Description of the task>
Pull every line containing the word "icon" out of the material below.
Supplied records START
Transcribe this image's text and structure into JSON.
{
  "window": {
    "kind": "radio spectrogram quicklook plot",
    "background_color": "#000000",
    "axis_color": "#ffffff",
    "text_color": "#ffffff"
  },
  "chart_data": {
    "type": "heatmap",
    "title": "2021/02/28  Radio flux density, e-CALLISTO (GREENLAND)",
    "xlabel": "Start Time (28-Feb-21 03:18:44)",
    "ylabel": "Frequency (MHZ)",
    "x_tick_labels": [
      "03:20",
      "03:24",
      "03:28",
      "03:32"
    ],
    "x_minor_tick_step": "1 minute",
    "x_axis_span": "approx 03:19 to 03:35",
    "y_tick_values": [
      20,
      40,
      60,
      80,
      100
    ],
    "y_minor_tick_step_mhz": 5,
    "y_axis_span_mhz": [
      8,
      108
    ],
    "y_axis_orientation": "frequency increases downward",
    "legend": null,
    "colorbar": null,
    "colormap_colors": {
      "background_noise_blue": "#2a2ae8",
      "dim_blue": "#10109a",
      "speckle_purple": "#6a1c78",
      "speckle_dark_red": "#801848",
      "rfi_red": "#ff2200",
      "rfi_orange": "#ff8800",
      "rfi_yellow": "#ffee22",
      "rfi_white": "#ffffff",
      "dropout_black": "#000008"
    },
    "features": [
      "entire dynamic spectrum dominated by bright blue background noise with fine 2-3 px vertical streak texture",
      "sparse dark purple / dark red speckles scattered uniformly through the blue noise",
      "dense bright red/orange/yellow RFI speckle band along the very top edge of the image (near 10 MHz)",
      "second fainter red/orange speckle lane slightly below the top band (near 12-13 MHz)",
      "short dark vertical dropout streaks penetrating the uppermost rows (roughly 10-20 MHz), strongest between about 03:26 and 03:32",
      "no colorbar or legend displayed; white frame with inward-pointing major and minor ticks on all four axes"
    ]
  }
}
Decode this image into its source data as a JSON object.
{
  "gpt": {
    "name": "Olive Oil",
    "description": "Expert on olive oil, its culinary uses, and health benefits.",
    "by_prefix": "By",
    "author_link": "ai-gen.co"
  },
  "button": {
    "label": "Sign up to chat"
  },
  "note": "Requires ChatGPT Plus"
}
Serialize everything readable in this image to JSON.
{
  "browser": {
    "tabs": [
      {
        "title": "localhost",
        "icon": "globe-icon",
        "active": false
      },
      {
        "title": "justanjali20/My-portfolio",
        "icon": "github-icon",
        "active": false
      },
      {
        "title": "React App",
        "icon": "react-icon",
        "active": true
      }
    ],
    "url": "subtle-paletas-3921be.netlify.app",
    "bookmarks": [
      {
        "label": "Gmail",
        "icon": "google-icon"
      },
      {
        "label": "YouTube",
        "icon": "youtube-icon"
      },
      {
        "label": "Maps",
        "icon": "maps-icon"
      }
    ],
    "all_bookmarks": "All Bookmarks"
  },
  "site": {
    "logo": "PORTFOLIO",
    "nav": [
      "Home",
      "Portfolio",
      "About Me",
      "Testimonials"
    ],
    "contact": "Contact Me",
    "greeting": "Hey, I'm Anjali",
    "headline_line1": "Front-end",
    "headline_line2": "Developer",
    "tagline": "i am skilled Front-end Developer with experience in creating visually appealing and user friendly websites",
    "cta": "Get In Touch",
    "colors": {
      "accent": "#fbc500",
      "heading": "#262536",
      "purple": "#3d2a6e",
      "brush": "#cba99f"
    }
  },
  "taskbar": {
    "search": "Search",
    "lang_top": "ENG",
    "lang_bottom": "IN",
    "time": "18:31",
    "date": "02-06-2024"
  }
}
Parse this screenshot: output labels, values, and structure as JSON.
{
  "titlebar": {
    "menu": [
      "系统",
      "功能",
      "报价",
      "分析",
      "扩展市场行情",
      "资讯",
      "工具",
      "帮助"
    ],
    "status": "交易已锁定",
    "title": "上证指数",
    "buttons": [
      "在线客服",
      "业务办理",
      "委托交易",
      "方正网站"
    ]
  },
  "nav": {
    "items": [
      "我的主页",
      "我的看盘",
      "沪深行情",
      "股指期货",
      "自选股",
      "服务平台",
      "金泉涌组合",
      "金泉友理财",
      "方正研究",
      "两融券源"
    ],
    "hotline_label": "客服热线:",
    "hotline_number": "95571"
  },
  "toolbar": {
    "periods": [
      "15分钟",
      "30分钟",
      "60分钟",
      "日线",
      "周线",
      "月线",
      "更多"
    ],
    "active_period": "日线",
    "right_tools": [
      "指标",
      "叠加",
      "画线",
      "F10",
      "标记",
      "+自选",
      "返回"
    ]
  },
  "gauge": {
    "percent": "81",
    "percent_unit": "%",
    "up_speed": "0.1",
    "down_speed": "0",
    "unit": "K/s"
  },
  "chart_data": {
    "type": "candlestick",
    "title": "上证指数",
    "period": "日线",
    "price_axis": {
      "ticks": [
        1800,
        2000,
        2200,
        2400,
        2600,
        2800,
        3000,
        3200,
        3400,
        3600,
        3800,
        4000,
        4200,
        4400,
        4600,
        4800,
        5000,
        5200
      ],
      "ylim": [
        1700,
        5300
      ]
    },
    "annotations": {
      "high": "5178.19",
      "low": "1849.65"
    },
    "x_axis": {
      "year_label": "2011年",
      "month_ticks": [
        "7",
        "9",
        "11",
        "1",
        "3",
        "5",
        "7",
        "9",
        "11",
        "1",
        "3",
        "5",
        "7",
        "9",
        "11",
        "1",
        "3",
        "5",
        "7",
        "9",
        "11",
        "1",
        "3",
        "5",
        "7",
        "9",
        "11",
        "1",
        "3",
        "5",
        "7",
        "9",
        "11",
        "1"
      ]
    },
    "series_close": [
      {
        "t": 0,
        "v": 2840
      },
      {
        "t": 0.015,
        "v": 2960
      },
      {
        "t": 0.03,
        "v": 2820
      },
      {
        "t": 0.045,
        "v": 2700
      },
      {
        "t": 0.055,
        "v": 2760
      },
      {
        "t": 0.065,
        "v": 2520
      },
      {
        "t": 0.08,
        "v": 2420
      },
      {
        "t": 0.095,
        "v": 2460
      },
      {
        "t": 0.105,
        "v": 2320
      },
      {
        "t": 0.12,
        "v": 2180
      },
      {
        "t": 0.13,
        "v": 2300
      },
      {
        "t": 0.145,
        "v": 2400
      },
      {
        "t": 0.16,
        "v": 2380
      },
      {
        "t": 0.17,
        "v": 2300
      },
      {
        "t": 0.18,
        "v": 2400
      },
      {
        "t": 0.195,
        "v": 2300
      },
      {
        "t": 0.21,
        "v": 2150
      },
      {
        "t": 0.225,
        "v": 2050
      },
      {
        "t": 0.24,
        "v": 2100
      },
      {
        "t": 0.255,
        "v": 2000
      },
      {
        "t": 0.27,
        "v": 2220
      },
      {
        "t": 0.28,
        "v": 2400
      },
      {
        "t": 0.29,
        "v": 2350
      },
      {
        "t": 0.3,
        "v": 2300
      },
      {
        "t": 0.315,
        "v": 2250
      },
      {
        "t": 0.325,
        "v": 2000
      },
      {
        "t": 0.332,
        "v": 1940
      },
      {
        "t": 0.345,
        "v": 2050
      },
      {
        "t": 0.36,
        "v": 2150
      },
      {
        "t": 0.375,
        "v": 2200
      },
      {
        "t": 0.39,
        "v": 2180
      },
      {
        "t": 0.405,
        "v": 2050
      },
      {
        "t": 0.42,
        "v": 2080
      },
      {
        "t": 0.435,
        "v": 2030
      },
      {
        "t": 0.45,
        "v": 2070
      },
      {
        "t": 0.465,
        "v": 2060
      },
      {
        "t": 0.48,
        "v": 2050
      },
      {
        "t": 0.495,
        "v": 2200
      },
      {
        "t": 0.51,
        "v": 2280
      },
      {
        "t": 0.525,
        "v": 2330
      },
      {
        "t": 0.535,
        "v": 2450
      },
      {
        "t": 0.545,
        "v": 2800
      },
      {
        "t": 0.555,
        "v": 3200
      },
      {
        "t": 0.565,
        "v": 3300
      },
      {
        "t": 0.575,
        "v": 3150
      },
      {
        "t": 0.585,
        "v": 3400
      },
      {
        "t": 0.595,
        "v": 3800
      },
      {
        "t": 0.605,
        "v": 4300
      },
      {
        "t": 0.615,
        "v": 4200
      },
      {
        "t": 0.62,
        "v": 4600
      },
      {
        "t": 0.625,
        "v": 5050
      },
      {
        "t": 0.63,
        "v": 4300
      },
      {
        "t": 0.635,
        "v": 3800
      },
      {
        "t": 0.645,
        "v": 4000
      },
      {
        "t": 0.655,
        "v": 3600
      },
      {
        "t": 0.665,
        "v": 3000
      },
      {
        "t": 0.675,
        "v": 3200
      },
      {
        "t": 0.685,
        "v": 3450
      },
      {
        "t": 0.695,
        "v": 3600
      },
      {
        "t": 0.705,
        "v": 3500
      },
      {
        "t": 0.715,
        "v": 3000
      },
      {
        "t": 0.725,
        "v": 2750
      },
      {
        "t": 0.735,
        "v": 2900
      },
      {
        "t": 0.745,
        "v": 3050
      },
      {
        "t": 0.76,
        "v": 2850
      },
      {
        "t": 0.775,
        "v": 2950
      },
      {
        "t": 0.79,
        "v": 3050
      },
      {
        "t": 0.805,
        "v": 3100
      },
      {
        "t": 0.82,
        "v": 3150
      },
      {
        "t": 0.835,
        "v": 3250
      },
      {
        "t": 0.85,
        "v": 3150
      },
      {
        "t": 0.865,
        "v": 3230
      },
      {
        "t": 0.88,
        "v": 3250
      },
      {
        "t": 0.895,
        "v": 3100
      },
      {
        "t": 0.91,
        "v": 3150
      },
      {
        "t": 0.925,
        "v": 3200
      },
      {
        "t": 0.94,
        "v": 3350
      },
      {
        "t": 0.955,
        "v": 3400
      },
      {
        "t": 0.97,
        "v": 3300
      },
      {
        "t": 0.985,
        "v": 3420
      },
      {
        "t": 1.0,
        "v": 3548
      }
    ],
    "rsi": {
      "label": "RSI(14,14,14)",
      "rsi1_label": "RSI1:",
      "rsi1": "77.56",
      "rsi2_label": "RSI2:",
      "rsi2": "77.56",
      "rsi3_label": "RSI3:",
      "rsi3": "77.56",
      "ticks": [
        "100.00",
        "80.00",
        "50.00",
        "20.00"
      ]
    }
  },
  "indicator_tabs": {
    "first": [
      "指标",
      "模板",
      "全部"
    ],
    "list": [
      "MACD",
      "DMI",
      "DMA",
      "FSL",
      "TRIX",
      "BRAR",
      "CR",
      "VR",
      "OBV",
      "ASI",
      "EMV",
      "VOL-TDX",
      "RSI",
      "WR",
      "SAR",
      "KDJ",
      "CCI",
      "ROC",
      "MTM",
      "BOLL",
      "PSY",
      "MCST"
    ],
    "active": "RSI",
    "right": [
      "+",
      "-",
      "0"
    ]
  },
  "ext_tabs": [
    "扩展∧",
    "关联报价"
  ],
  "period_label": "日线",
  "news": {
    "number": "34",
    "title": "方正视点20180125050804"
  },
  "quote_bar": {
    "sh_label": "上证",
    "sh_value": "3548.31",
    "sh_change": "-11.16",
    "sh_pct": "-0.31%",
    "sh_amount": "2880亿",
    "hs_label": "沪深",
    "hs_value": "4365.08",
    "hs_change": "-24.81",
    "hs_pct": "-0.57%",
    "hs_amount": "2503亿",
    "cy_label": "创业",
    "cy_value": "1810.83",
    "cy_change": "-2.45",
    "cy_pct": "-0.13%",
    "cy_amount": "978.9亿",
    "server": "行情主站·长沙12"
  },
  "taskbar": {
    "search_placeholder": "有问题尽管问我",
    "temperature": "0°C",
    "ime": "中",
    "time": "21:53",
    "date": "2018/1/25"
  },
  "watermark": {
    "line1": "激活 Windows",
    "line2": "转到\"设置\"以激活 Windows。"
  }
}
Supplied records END
Answer box>
        "icon": "globe-icon",
        "icon": "github-icon",
        "icon": "react-icon",
        "icon": "google-icon"
        "icon": "youtube-icon"
        "icon": "maps-icon"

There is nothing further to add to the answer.